4. Proper rest time, nutrition, sleep, stress management, and recovery methods (stretching, body maintenance, etc.) all play a very important role with how well your training produces results.

When we train hard, which I know you all do, we are conditioning our body – which helps our bodies to:

-Improve efficiency of the heart

-Increase capillary size to help blood flow and oxygen levels

-Increase glycogen (energy) stores

BUT – if proper recovery/rest time is not given, then our body cannot produce these results, or they are produced to a lesser extent.  The body will store less glycogen, your performance will plateau and possibly even decline, and worst of all – you run a greater risk of injury.  None of these things sound very good – right?! 

So how do we start learning to listen to our bodies – how do we know what they are saying?  Some signs of over-training include:

-Easily irritated – Know whether you are generally an easily annoyed person, or if you truly see a significant difference in how quickly you have been snapping at people lately.

-Mood Swings – Again, are you usually moody – or are you just straight up crazy lately!? When was the last time you took a rest day?

-Trouble SleepingYou need sleep to recover, but if you haven’t even been able to get much sleep because you keep waking up in the middle of the night – might be time to take a rest day.

-Loss of Desire to TrainSometimes a simple day off can make all the difference in KILLING your workout the next day. 
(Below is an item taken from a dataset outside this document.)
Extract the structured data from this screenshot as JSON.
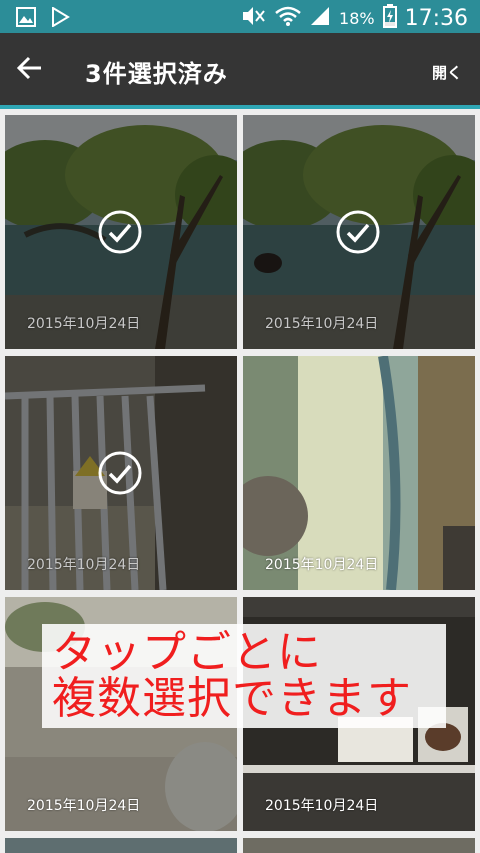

So next time you feel run down, overly moody/irritable, or have a crappy training session – take a look at when the last time you took a day off was.  Or better yet, develop a routine if possible with days you train vs. days you rest – try to have at least 1 rest day every 3-4 days of training.  Especially if you feel like those specific training days have been especially hard. 

All in all – listen to your body and treat it well (sleep, nutrition, rest days)!  It will thank you with better endurance, strength development, and a rockin’, defined physique!